John Stanley was born in London on 17 January 1712. At about the age of two, he had the misfortune to fall on a marble hearth with a china basin in his hand, an accident which left him almost blind. He began studying music at the age of seven. Under the guidance of Maurice Greene, composer and organist at St. Paul's Cathedral At the age of 17 he became the youngest person ever to obtain the Bachelor of Music degree at Oxford University. In 1734 he was appointed organist to the Society of the Inner Temple - a position which he held until his death in 1786. It was at the ancient Temple Church that his brilliant playing upon the organ and harpsichord attracted the attention of many fine musicians including George Frideric Handel who regularly visited the church to hear him. Stanley was also an outstanding violinist. In 1779 Stanley succeeded William Boyce as Master of the King's Band of musicians. In this capacity he composed many New Year and Birthday odes to the King but unfortunately this music has not survived. He died at his home in Hatton Garden on 19 May 1786 aged 74. His organ works include three volumes of voluntaries for organ (1748, 1752, and 1754). Nearly all of the voluntaries feature a short, slow introduction followed by either a solo-stop movement (such as the so-called trumpet voluntaries) or a fugue.

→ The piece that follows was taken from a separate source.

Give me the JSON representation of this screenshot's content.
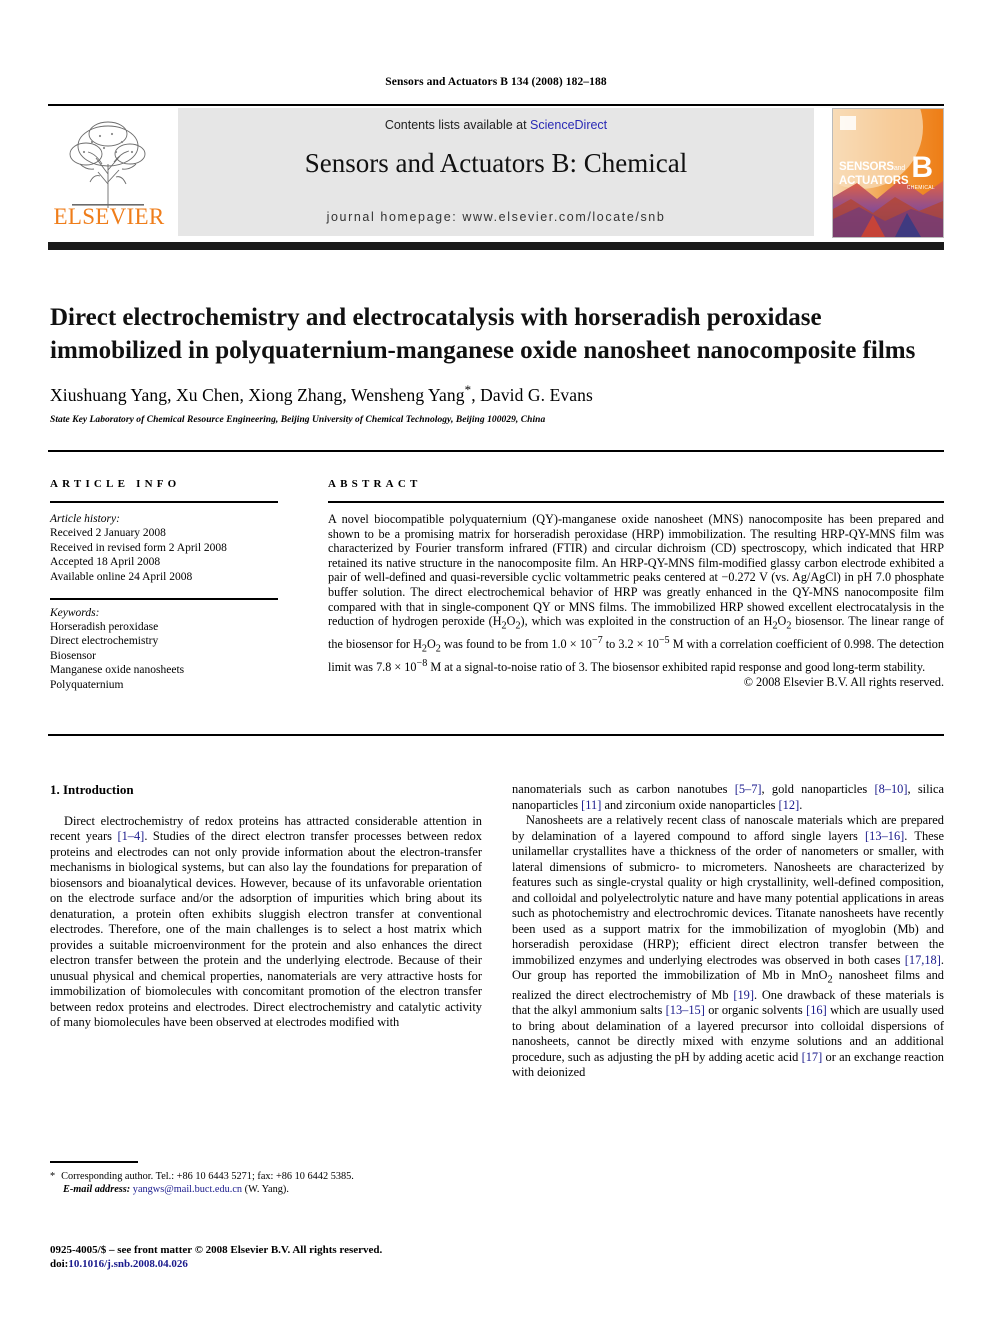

This one, one of the nicest, is the first in the collection of the three "sets" of pieces. In the key of C, it begins with the diapason prelude, followed by a "trumpet andante" which features the trumpets of the Hoofdwerk and Bovenwerk (box almost shut) in dialogue. Then comes a short passage to be played on the "Swell". For this I used the Bovenwerk Vox Humana as the solo voice. Finally there is an extended section that played on the "Ecchos" which features a "cornet-like combination" on the Hoofdwerk in diaogue with the "flute" which uses the flutes 8' and 2' of the Bovenwerk.